**REQUIRED ACTION:**
Return the data in full, exactly as it was written.

<<<<

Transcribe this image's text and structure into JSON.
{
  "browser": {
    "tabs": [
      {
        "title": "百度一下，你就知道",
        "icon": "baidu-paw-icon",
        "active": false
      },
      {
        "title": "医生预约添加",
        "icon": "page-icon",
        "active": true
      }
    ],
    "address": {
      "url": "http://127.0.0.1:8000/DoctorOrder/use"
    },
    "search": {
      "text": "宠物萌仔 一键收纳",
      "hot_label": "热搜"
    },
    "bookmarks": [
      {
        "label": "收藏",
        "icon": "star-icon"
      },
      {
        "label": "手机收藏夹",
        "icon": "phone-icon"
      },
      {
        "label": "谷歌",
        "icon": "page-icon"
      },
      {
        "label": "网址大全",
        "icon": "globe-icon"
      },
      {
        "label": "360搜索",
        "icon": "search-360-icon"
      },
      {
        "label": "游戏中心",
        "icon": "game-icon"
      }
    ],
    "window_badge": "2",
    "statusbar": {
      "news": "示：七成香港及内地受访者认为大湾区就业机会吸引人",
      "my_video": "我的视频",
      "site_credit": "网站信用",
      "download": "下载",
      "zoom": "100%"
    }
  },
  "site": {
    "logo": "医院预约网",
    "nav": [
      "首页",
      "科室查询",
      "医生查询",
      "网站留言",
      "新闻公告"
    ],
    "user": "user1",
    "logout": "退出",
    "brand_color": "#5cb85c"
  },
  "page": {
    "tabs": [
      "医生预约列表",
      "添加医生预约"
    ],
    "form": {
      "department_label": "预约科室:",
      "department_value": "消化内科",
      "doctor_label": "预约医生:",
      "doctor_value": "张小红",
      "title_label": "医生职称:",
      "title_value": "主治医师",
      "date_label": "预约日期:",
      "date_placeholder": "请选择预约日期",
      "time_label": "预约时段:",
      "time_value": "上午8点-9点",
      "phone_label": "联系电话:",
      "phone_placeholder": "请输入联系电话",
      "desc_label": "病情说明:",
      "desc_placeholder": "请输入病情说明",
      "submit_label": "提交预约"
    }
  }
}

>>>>

**ANSWER TO THIS EXERCISE:**
Transcribe this image's text and structure into JSON.
{
  "browser": {
    "tabs": [
      {
        "title": "百度一下，你就知道",
        "icon": "baidu-paw-icon",
        "active": false
      },
      {
        "title": "医生预约添加",
        "icon": "page-icon",
        "active": true
      }
    ],
    "address": {
      "url": "http://127.0.0.1:8000/DoctorOrder/use"
    },
    "search": {
      "text": "宠物萌仔 一键收纳",
      "hot_label": "热搜"
    },
    "bookmarks": [
      {
        "label": "收藏",
        "icon": "star-icon"
      },
      {
        "label": "手机收藏夹",
        "icon": "phone-icon"
      },
      {
        "label": "谷歌",
        "icon": "page-icon"
      },
      {
        "label": "网址大全",
        "icon": "globe-icon"
      },
      {
        "label": "360搜索",
        "icon": "search-360-icon"
      },
      {
        "label": "游戏中心",
        "icon": "game-icon"
      }
    ],
    "window_badge": "2",
    "statusbar": {
      "news": "示：七成香港及内地受访者认为大湾区就业机会吸引人",
      "my_video": "我的视频",
      "site_credit": "网站信用",
      "download": "下载",
      "zoom": "100%"
    }
  },
  "site": {
    "logo": "医院预约网",
    "nav": [
      "首页",
      "科室查询",
      "医生查询",
      "网站留言",
      "新闻公告"
    ],
    "user": "user1",
    "logout": "退出",
    "brand_color": "#5cb85c"
  },
  "page": {
    "tabs": [
      "医生预约列表",
      "添加医生预约"
    ],
    "form": {
      "department_label": "预约科室:",
      "department_value": "消化内科",
      "doctor_label": "预约医生:",
      "doctor_value": "张小红",
      "title_label": "医生职称:",
      "title_value": "主治医师",
      "date_label": "预约日期:",
      "date_placeholder": "请选择预约日期",
      "time_label": "预约时段:",
      "time_value": "上午8点-9点",
      "phone_label": "联系电话:",
      "phone_placeholder": "请输入联系电话",
      "desc_label": "病情说明:",
      "desc_placeholder": "请输入病情说明",
      "submit_label": "提交预约"
    }
  }
}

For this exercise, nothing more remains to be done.